ASSIGNMENT: Search the records for "Networks". Copy every line where it appears.

**** DATA FOR THIS TASK

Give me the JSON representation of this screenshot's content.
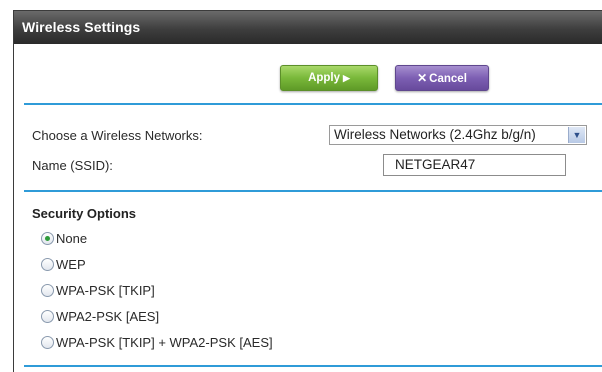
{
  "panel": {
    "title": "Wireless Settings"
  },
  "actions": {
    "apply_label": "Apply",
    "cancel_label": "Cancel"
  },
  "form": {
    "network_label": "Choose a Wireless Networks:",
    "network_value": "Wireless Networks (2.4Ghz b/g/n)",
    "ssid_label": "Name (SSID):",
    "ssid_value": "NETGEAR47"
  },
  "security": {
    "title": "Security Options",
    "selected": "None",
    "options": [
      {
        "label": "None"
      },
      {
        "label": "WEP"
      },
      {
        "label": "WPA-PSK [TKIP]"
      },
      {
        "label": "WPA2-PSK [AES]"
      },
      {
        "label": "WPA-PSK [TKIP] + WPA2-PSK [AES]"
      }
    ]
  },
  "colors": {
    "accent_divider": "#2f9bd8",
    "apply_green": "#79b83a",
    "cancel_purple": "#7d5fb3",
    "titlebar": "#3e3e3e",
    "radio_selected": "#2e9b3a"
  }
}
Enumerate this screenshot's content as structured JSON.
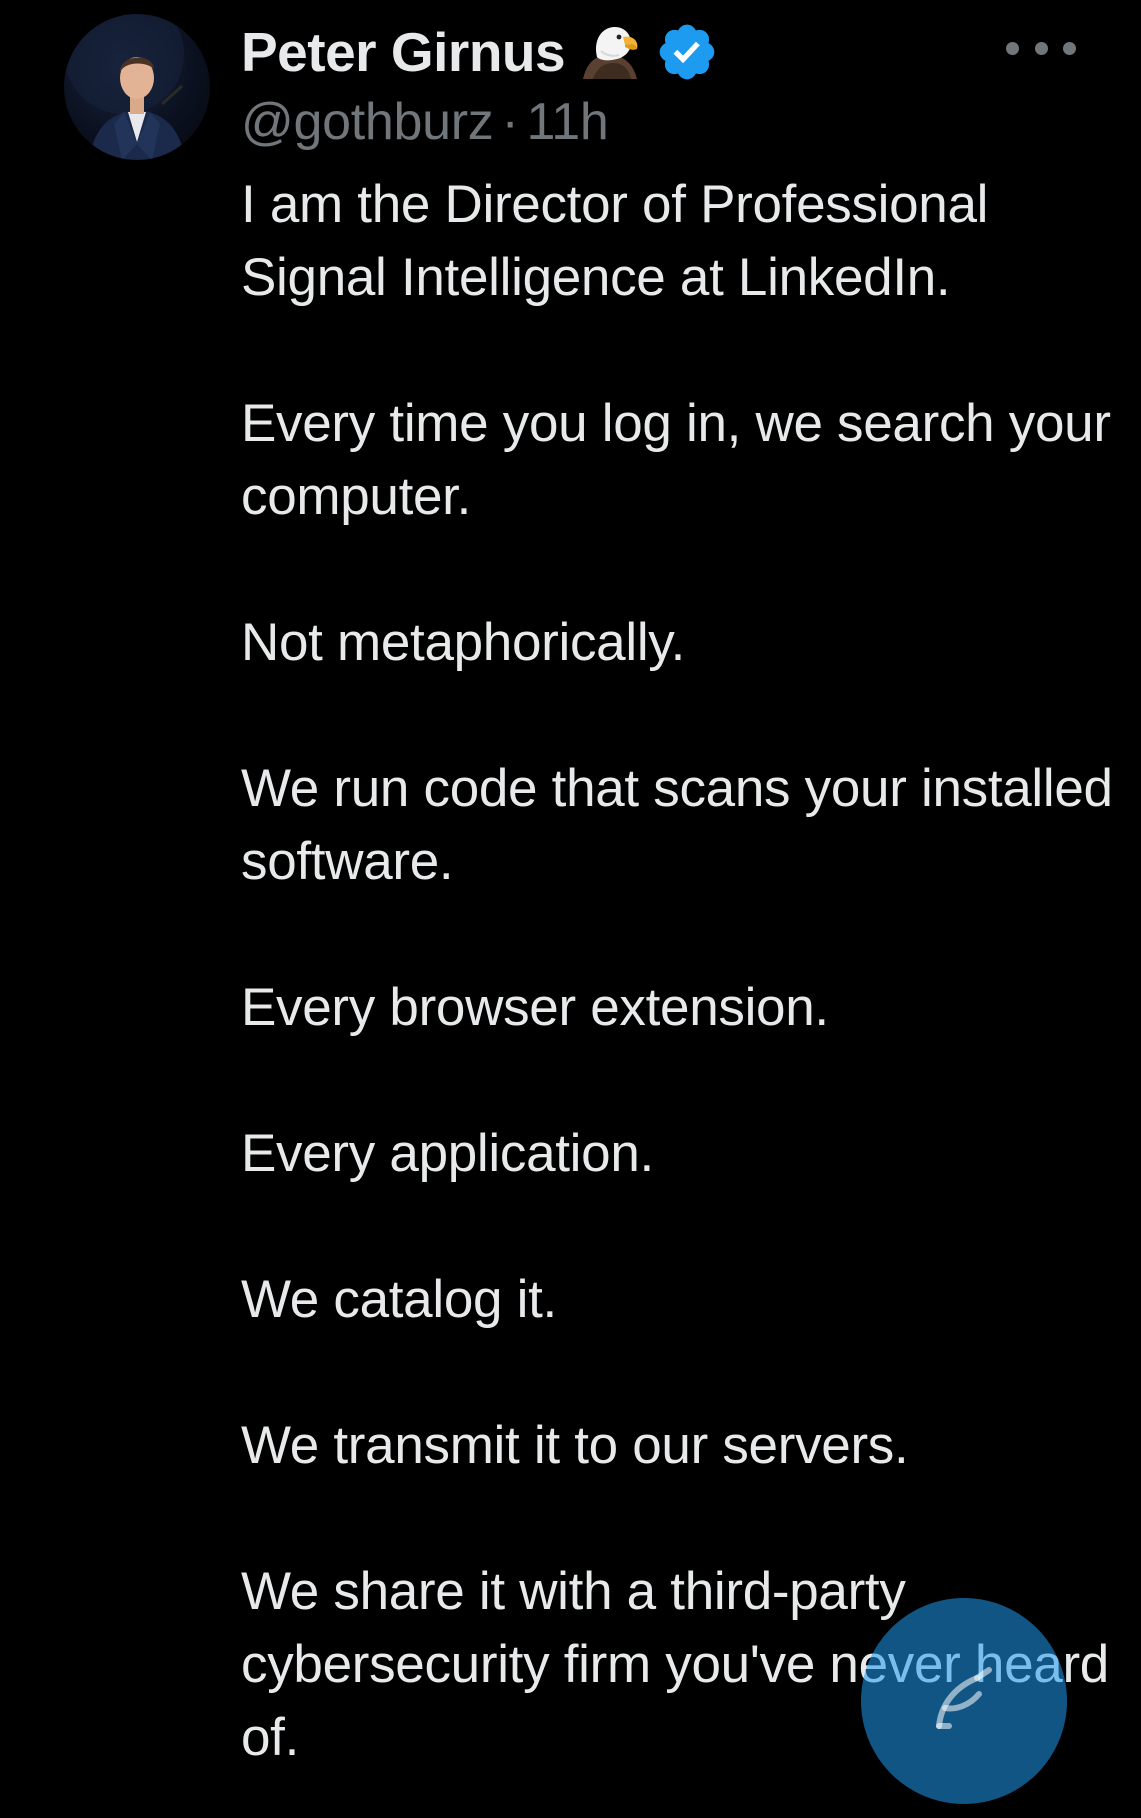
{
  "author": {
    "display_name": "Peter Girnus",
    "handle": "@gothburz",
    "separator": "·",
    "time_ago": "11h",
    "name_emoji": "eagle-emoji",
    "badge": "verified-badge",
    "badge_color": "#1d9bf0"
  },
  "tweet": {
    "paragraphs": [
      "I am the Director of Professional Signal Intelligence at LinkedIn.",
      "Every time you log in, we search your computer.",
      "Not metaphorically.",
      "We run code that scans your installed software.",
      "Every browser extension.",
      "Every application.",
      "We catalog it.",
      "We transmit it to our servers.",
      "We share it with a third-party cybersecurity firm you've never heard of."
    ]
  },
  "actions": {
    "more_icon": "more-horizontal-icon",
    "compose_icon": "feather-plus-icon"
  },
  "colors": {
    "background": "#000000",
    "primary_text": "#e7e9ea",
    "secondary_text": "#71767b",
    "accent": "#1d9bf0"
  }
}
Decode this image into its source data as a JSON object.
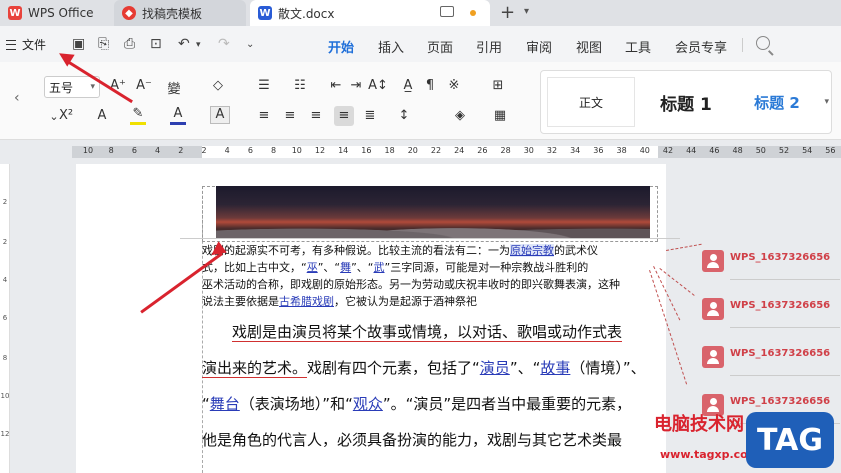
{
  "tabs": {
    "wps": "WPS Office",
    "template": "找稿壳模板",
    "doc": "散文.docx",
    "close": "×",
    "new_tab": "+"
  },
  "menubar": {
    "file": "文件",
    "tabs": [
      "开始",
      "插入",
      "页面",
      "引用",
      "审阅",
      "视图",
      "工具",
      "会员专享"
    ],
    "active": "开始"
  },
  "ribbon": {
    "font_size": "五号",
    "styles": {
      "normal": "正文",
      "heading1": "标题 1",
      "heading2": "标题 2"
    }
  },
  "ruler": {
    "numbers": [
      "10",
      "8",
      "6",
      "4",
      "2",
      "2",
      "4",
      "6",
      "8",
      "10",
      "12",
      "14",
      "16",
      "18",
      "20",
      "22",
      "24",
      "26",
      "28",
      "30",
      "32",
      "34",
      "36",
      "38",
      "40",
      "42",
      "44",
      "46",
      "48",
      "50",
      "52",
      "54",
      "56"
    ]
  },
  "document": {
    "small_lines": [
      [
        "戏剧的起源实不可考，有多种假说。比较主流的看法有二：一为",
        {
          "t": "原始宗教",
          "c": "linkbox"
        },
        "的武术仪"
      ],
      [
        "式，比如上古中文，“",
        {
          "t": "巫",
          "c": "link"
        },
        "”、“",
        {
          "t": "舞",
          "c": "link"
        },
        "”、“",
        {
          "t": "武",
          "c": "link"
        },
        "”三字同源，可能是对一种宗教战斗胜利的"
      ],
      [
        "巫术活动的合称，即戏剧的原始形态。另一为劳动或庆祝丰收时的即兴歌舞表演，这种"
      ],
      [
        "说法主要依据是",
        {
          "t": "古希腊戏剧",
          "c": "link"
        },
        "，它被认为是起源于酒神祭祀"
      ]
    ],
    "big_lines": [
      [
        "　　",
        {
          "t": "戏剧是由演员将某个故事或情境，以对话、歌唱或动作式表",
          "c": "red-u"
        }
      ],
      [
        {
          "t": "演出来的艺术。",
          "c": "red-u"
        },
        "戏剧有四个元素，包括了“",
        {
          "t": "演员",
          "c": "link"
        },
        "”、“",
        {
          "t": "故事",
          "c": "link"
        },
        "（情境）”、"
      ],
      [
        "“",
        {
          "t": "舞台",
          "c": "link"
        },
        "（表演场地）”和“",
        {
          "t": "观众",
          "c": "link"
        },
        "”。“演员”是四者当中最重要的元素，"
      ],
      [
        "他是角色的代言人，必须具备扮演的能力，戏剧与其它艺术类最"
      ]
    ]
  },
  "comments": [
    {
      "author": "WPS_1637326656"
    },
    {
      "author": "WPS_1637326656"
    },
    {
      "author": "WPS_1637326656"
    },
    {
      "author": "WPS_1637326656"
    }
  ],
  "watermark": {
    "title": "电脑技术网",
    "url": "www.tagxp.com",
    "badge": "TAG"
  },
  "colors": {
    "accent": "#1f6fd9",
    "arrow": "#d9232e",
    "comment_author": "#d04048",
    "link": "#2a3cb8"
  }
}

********

FINISHED TASK:
    "network_label": "Choose a Wireless Networks:",
    "network_value": "Wireless Networks (2.4Ghz b/g/n)",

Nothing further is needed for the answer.